::: Records to use :::

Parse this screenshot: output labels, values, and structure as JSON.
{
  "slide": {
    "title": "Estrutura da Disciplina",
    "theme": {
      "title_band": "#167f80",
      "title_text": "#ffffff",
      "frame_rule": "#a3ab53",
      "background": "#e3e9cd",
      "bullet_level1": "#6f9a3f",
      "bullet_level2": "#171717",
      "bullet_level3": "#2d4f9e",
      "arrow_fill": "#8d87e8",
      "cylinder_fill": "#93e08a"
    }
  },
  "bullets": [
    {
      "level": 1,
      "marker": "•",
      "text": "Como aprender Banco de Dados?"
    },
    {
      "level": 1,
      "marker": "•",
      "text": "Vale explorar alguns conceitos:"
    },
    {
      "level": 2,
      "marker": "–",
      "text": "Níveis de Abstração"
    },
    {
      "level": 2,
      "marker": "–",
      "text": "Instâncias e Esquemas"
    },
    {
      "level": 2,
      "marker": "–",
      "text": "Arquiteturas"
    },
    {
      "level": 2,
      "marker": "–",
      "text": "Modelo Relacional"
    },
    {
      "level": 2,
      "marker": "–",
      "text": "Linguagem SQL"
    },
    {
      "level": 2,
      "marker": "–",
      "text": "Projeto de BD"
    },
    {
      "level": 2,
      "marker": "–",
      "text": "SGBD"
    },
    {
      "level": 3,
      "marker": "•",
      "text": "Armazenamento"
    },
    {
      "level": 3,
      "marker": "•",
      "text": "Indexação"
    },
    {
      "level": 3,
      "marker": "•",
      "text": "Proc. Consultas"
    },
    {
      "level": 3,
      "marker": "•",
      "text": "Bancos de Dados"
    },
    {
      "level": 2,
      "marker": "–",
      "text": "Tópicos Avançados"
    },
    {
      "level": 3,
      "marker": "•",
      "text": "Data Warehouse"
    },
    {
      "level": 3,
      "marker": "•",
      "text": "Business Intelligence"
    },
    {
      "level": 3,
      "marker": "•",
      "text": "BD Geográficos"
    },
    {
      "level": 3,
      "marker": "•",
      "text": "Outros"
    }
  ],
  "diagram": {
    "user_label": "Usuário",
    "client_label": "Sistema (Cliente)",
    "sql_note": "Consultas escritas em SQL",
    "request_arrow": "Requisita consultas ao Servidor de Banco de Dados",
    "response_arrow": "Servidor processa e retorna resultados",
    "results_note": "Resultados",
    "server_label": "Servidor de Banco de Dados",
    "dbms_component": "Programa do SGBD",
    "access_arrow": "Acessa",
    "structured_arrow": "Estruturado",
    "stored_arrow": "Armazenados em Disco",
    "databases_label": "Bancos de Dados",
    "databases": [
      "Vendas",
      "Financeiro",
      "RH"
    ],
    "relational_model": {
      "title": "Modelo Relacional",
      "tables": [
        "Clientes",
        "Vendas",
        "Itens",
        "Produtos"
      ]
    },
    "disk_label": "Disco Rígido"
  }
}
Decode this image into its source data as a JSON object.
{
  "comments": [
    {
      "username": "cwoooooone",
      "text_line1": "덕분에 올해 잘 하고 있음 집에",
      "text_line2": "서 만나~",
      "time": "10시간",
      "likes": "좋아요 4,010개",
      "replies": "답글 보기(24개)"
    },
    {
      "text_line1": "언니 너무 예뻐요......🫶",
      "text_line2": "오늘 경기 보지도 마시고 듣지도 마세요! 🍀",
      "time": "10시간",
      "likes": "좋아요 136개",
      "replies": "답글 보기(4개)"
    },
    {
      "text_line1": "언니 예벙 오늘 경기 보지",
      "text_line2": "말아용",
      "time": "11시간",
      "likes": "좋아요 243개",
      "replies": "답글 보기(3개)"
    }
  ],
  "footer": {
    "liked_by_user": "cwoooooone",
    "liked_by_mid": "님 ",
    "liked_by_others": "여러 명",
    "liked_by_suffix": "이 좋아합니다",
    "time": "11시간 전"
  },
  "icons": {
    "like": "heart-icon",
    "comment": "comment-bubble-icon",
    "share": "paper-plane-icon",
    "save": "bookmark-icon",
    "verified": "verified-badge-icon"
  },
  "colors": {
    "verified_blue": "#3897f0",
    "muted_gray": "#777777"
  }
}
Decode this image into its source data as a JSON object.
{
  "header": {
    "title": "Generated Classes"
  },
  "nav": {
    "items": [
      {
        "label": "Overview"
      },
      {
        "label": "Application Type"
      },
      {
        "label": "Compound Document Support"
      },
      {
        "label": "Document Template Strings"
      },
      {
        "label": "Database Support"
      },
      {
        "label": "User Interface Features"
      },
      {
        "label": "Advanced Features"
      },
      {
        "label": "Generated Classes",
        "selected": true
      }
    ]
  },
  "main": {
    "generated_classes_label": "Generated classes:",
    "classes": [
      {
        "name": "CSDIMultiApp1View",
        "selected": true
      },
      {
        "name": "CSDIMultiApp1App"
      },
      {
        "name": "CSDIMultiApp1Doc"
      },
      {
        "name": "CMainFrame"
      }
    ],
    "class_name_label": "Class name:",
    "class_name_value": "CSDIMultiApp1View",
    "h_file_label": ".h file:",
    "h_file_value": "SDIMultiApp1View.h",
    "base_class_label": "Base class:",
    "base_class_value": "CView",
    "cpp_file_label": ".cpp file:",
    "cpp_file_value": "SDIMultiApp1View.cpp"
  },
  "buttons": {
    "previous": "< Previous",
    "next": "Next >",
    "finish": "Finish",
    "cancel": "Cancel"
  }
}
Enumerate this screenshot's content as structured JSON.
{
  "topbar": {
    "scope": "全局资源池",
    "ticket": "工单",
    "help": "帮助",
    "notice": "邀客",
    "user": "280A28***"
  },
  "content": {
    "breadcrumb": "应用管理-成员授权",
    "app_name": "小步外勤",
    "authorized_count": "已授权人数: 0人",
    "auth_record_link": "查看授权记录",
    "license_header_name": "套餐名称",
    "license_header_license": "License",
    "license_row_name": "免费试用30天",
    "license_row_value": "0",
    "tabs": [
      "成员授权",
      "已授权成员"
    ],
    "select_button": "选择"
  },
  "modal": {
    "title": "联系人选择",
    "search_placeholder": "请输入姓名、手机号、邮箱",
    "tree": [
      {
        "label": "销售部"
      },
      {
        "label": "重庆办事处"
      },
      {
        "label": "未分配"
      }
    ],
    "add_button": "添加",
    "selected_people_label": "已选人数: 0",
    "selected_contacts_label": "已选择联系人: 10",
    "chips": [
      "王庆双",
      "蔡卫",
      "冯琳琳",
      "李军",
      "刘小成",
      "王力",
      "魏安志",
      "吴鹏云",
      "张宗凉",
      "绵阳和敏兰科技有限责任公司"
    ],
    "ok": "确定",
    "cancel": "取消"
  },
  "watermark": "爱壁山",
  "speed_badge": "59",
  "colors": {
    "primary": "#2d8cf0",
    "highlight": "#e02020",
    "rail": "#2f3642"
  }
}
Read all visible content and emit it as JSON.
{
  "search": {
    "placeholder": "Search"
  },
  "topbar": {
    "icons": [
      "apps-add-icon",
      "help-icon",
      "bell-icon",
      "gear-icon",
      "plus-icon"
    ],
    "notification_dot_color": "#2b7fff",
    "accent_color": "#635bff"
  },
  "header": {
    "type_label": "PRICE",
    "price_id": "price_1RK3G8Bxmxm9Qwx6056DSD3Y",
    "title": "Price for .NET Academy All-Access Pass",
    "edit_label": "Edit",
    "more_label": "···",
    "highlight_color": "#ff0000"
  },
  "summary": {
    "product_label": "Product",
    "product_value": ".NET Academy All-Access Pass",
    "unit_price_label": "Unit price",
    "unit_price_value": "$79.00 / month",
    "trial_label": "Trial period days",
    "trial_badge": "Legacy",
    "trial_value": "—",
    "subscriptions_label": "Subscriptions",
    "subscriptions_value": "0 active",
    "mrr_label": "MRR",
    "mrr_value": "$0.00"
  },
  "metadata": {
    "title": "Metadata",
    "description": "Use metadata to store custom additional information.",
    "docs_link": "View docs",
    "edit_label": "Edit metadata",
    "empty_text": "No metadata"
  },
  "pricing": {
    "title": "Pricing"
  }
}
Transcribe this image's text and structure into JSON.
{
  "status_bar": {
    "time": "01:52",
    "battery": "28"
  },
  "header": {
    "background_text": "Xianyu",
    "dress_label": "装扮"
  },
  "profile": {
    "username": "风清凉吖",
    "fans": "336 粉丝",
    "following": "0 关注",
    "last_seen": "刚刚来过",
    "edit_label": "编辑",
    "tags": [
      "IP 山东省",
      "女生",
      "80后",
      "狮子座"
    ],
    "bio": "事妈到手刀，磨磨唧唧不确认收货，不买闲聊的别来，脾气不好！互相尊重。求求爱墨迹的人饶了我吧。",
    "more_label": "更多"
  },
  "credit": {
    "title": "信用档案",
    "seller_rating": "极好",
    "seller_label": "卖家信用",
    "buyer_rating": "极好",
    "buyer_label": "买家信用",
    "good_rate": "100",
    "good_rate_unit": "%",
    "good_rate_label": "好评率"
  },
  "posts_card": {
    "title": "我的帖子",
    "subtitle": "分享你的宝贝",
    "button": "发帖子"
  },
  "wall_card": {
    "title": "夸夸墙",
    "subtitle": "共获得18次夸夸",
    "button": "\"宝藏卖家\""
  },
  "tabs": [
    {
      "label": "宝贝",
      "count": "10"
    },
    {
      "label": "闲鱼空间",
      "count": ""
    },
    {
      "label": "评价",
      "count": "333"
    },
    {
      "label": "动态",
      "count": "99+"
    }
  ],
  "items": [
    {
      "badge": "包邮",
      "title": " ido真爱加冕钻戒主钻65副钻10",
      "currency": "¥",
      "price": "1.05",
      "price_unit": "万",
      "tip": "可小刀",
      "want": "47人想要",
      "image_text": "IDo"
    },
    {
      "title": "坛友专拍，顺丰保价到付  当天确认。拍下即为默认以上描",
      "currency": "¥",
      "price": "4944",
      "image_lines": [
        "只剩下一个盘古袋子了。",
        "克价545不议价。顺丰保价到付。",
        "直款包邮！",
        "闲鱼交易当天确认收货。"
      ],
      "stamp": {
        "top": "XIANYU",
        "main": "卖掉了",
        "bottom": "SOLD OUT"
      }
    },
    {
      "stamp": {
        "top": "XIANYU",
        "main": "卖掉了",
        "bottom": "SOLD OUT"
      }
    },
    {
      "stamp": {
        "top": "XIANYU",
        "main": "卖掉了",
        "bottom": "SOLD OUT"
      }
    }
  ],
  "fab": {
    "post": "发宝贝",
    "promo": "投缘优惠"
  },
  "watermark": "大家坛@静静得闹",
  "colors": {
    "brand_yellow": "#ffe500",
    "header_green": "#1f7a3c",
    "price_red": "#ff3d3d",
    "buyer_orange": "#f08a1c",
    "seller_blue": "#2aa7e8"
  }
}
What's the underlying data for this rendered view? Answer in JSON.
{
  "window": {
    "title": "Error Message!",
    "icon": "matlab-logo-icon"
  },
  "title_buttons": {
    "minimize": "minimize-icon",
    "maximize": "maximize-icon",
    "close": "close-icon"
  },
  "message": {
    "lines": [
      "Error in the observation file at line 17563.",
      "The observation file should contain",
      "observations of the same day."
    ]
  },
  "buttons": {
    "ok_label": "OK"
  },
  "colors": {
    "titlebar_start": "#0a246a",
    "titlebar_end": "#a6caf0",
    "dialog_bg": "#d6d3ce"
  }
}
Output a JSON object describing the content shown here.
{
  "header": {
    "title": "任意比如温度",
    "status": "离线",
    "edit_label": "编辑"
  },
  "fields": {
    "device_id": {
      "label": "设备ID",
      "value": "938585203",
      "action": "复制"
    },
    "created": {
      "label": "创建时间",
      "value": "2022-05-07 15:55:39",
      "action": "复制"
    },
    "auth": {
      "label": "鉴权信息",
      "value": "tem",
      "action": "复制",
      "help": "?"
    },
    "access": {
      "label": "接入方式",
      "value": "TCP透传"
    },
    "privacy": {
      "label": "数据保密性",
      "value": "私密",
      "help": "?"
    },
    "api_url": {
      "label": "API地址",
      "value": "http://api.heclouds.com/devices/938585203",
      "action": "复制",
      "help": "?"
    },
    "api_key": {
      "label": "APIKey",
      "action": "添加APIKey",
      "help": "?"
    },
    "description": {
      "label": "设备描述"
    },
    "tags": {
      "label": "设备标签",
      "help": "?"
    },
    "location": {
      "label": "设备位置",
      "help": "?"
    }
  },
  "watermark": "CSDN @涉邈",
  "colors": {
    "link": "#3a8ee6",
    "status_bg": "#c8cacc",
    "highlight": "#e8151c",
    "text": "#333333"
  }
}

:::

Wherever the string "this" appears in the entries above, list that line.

Parse this screenshot: output labels, values, and structure as JSON.
Decode this image into its source data as a JSON object.
Decode this image into its source data as a JSON object.
Enumerate this screenshot's content as structured JSON.
Transcribe this image's text and structure into JSON.
What's the underlying data for this rendered view? Answer in JSON.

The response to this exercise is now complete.